- Executing Process Group: What is in place for ensuring adequate change control on Incident Command System projects that involve outside contracts?
Step-by-step and complete Incident Command System Project Management Forms and Templates including check box criteria and templates.
1.0 Initiating Process Group:
- 1.1 Incident Command System project Charter
- 1.2 Stakeholder Register
- 1.3 Stakeholder Analysis Matrix
2.0 Planning Process Group:
- 2.1 Incident Command System project Management Plan
- 2.2 Scope Management Plan
- 2.3 Requirements Management Plan
- 2.4 Requirements Documentation
- 2.5 Requirements Traceability Matrix
- 2.6 Incident Command System project Scope Statement
- 2.7 Assumption and Constraint Log
- 2.8 Work Breakdown Structure
- 2.9 WBS Dictionary
- 2.10 Schedule Management Plan
- 2.11 Activity List
- 2.12 Activity Attributes
- 2.13 Milestone List
- 2.14 Network Diagram
- 2.15 Activity Resource Requirements
- 2.16 Resource Breakdown Structure
- 2.17 Activity Duration Estimates
- 2.18 Duration Estimating Worksheet
- 2.19 Incident Command System project Schedule
- 2.20 Cost Management Plan
- 2.21 Activity Cost Estimates
- 2.22 Cost Estimating Worksheet
- 2.23 Cost Baseline
- 2.24 Quality Management Plan
- 2.25 Quality Metrics
- 2.26 Process Improvement Plan
- 2.27 Responsibility Assignment Matrix
- 2.28 Roles and Responsibilities
- 2.29 Human Resource Management Plan
- 2.30 Communications Management Plan
- 2.31 Risk Management Plan
- 2.32 Risk Register
- 2.33 Probability and Impact Assessment
- 2.34 Probability and Impact Matrix
- 2.35 Risk Data Sheet
- 2.36 Procurement Management Plan
- 2.37 Source Selection Criteria
- 2.38 Stakeholder Management Plan
- 2.39 Change Management Plan
3.0 Executing Process Group:
- 3.1 Team Member Status Report
- 3.2 Change Request
- 3.3 Change Log
- 3.4 Decision Log
- 3.5 Quality Audit
- 3.6 Team Directory
- 3.7 Team Operating Agreement
- 3.8 Team Performance Assessment
- 3.9 Team Member Performance Assessment
- 3.10 Issue Log
4.0 Monitoring and Controlling Process Group:
- 4.1 Incident Command System project Performance Report
- 4.2 Variance Analysis
- 4.3 Earned Value Status
- 4.4 Risk Audit
- 4.5 Contractor Status Report
- 4.6 Formal Acceptance
5.0 Closing Process Group:
- 5.1 Procurement Audit
- 5.2 Contract Close-Out
- 5.3 Incident Command System project or Phase Close-Out
- 5.4 Lessons Learned
With this Three Step process you will have all the tools you need for any Incident Command System project with this in-depth Incident Command System Toolkit.
In using the Toolkit you will be better able to:
- Diagnose Incident Command System projects, initiatives, organizations, businesses and processes using accepted diagnostic standards and practices
- Implement evidence-based best practice strategies aligned with overall goals
- Integrate recent advances in Incident Command System and put process design strategies into practice according to best practice guidelines
Defining, designing, creating, and implementing a process to solve a business challenge or meet a business objective is the most valuable role; In EVERY company, organization and department.
Unless you are talking a one-time, single-use project within a business, there should be a process.

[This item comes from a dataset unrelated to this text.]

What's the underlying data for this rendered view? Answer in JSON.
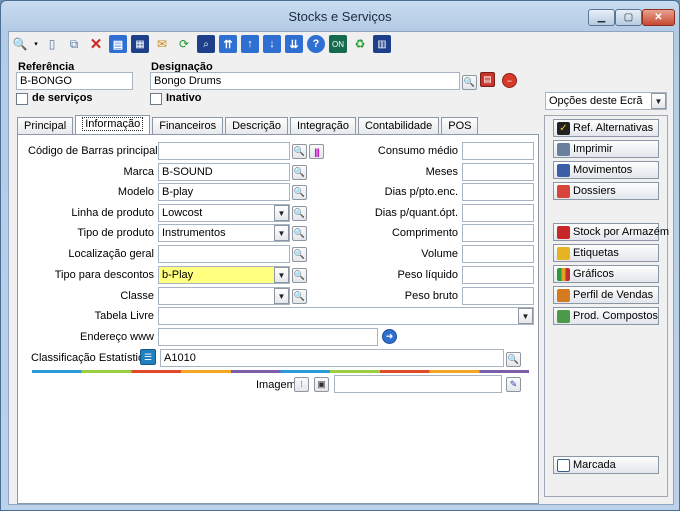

Whether that process is managed and implemented by humans, AI, or a combination of the two, it needs to be designed by someone with a complex enough perspective to ask the right questions. Someone capable of asking the right questions and step back and say, 'What are we really trying to accomplish here? And is there a different way to look at it?'
This Toolkit empowers people to do just that - whether their title is entrepreneur, manager, consultant, (Vice-)President, CxO etc... - they are the people who rule the future. They are the person who asks the right questions to make Incident Command System investments work better.
This Incident Command System All-Inclusive Toolkit enables You to be that person.
Includes lifetime updates
Every self assessment comes with Lifetime Updates and Lifetime Free Updated Books. Lifetime Updates is an industry-first feature which allows you to receive verified self assessment updates, ensuring you always have the most accurate information at your fingertips.